● **Work to be completed**:
Scan the data below for lines holding the word "icon", and copy each line found.

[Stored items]
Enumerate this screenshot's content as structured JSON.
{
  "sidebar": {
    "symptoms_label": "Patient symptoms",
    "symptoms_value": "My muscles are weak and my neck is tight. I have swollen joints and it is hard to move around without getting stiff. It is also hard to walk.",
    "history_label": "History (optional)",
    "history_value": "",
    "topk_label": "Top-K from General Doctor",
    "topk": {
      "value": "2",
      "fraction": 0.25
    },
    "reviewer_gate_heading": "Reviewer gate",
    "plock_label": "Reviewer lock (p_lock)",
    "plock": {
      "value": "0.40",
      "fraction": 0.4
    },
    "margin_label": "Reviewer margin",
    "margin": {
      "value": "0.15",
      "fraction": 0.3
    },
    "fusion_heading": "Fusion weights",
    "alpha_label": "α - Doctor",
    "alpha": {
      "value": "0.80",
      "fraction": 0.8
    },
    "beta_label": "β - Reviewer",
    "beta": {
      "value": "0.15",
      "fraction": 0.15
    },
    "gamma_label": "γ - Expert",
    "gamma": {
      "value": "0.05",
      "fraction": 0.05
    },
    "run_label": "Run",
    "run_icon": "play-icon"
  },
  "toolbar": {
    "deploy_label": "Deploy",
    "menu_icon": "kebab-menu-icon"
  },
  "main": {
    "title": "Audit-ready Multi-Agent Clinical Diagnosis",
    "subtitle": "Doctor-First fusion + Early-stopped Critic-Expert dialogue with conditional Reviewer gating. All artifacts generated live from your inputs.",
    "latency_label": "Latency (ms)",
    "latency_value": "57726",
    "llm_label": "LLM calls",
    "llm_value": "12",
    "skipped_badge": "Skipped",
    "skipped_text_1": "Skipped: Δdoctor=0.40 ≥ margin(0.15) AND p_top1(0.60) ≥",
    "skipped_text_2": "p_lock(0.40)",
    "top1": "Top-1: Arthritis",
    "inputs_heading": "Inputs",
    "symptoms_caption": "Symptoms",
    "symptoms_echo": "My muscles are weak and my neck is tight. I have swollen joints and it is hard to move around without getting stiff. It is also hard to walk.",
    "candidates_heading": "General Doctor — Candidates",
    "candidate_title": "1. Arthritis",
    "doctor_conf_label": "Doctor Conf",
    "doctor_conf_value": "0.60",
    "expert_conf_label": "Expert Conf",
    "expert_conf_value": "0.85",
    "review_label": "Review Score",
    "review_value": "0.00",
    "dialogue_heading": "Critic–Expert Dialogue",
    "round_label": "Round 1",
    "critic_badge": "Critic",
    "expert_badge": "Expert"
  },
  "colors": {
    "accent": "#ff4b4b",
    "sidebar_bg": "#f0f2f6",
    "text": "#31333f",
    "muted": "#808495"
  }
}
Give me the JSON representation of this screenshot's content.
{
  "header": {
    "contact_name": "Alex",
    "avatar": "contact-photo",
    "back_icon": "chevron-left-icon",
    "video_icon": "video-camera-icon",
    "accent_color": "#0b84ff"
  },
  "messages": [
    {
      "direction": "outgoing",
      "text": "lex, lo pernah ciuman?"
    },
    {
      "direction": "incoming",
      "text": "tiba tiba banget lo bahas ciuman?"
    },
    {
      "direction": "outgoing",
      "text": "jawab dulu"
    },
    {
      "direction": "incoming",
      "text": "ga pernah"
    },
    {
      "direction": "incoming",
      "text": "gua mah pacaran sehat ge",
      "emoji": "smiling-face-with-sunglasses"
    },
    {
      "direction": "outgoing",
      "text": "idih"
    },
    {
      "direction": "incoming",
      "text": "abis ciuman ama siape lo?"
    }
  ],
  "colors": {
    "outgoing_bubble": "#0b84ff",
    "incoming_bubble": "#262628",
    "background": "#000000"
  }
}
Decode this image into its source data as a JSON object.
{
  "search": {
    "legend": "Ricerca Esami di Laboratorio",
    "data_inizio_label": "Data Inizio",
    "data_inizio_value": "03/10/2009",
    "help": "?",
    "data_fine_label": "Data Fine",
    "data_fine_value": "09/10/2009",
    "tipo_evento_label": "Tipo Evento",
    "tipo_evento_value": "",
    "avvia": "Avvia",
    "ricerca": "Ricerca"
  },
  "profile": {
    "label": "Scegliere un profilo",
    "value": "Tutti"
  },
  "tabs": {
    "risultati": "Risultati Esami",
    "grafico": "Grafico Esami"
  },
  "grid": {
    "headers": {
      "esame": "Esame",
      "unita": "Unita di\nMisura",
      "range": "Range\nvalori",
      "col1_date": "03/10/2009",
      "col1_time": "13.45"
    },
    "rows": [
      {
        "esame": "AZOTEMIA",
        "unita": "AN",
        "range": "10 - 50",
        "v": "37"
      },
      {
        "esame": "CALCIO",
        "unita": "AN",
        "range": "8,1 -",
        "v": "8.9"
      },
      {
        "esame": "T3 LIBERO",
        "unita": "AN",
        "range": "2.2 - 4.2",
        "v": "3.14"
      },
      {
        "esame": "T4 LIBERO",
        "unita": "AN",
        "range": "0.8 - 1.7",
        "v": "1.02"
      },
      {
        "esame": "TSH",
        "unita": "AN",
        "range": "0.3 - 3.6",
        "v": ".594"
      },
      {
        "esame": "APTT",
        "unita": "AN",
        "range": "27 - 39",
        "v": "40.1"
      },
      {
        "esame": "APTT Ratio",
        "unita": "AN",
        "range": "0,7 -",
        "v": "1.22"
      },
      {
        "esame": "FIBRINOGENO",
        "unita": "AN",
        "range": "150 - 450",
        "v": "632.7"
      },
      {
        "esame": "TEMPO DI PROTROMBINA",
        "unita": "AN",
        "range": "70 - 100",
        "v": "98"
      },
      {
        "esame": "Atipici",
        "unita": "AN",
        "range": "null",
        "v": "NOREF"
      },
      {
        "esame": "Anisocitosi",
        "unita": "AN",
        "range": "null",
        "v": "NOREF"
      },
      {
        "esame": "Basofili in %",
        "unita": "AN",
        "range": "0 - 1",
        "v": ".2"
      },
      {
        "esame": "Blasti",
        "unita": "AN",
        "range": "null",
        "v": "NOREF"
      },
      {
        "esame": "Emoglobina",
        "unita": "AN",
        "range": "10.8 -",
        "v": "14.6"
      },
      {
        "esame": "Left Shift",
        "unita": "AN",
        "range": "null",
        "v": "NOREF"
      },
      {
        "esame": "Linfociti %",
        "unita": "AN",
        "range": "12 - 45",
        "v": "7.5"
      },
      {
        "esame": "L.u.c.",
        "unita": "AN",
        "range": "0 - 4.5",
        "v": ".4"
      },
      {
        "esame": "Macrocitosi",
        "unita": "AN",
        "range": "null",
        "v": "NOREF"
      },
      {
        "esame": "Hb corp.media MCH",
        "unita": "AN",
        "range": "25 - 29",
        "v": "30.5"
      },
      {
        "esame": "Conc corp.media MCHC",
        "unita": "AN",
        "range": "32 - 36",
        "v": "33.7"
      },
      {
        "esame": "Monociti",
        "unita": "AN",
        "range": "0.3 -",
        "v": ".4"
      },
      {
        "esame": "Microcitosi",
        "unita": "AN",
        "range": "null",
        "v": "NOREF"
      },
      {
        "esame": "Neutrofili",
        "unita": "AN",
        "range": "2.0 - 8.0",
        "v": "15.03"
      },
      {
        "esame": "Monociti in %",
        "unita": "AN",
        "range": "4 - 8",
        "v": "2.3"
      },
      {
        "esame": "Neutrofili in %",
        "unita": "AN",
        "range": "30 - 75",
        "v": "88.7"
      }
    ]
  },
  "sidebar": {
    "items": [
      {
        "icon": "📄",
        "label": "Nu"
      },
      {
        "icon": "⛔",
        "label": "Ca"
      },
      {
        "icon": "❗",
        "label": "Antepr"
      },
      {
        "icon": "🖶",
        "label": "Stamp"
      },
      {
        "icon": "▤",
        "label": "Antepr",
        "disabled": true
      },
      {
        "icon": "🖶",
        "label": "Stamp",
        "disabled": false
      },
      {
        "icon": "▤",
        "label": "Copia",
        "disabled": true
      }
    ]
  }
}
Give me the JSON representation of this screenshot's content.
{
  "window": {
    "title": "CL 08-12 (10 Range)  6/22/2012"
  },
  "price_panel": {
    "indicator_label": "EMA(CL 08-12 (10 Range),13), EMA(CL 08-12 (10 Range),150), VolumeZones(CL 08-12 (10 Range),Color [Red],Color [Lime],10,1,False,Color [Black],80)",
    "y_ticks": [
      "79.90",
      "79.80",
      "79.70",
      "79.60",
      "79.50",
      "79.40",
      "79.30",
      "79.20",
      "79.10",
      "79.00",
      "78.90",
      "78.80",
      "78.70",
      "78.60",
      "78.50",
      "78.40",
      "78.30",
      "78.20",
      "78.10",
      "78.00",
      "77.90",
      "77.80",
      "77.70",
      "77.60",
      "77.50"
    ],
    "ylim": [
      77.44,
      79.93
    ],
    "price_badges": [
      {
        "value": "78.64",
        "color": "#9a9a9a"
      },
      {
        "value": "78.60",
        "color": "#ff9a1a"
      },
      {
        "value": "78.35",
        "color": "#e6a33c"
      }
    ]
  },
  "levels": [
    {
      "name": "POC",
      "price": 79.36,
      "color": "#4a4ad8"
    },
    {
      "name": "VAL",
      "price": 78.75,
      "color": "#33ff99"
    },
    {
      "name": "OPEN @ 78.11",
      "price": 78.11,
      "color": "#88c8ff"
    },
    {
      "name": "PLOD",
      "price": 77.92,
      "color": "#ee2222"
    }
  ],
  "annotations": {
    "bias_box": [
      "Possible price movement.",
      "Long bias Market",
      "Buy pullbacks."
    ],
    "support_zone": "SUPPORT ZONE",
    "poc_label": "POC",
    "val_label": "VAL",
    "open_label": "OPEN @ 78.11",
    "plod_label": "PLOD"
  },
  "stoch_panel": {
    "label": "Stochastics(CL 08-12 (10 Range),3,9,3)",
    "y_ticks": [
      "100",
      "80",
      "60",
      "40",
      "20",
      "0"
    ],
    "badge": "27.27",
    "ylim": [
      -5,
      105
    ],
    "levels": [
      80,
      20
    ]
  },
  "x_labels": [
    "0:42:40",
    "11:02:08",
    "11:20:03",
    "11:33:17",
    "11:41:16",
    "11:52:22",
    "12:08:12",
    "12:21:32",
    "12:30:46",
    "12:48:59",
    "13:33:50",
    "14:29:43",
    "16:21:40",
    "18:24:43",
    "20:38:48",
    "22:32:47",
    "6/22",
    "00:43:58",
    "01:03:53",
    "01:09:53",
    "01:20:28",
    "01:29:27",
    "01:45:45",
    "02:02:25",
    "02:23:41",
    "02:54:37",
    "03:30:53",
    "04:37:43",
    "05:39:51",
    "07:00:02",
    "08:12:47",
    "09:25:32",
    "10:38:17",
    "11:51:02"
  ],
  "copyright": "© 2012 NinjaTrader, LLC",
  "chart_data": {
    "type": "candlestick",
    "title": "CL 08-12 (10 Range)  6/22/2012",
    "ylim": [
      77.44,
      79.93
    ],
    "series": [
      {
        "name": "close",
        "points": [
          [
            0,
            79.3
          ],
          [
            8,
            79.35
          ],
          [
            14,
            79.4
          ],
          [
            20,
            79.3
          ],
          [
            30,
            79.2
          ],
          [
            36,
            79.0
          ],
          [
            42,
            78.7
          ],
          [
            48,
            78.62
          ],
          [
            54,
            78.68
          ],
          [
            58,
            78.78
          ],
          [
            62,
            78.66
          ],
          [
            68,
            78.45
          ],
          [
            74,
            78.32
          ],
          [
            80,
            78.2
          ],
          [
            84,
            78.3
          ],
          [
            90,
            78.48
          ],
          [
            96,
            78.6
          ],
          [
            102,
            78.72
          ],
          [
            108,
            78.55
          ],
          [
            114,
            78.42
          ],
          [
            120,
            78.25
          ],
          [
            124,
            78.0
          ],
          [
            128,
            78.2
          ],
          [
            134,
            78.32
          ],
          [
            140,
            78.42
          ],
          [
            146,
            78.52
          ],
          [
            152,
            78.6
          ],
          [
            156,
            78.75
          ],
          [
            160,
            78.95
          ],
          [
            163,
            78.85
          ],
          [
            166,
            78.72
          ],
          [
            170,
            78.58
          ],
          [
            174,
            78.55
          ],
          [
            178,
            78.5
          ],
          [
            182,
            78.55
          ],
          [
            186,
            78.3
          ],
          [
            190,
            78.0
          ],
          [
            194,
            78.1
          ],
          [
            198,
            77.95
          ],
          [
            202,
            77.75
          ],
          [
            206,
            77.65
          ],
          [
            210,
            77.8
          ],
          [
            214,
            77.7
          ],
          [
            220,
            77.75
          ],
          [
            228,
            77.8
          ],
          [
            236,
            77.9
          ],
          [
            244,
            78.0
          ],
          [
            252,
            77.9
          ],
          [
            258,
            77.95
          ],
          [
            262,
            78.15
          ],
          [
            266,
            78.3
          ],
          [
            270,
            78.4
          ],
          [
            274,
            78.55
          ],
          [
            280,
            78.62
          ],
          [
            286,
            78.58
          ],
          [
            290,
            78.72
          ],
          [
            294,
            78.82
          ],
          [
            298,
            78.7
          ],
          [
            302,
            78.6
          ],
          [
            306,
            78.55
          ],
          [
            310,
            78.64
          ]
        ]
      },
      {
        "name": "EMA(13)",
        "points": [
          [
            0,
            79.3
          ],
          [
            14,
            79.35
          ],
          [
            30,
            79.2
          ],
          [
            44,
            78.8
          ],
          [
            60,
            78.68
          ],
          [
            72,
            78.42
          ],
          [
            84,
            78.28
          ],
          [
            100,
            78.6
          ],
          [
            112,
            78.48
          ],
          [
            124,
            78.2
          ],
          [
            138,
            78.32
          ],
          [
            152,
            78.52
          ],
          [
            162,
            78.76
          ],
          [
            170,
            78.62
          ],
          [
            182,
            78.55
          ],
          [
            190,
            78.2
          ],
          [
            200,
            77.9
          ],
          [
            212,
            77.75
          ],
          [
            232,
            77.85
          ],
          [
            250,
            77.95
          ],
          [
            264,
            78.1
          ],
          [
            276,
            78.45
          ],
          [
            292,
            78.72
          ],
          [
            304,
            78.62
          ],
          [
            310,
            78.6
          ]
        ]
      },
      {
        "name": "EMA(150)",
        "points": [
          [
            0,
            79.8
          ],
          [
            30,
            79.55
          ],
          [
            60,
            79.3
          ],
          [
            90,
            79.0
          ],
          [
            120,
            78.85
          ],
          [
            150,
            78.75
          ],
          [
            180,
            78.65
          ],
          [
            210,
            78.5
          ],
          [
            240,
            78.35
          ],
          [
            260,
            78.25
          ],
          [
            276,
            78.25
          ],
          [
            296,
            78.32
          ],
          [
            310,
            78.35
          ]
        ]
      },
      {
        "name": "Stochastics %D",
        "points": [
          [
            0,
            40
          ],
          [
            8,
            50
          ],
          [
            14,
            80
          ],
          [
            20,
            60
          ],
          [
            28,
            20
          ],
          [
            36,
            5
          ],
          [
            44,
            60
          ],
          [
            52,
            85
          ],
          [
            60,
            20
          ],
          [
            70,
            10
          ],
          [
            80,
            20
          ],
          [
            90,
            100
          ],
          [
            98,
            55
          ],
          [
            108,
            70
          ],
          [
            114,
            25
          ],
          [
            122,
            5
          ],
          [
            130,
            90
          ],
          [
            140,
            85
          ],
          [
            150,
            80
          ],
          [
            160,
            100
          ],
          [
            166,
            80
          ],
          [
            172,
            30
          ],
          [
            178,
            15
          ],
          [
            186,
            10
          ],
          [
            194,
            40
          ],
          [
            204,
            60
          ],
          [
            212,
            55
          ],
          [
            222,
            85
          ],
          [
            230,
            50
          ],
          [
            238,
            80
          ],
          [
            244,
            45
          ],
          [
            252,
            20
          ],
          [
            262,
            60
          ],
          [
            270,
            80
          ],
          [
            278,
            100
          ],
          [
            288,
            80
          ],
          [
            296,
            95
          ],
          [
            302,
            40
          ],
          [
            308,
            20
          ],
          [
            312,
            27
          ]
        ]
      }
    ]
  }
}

● **Response**:
    "run_icon": "play-icon"
    "menu_icon": "kebab-menu-icon"
    "back_icon": "chevron-left-icon",
    "video_icon": "video-camera-icon",
        "icon": "📄",
        "icon": "⛔",
        "icon": "❗",
        "icon": "🖶",
        "icon": "▤",
        "icon": "🖶",
        "icon": "▤",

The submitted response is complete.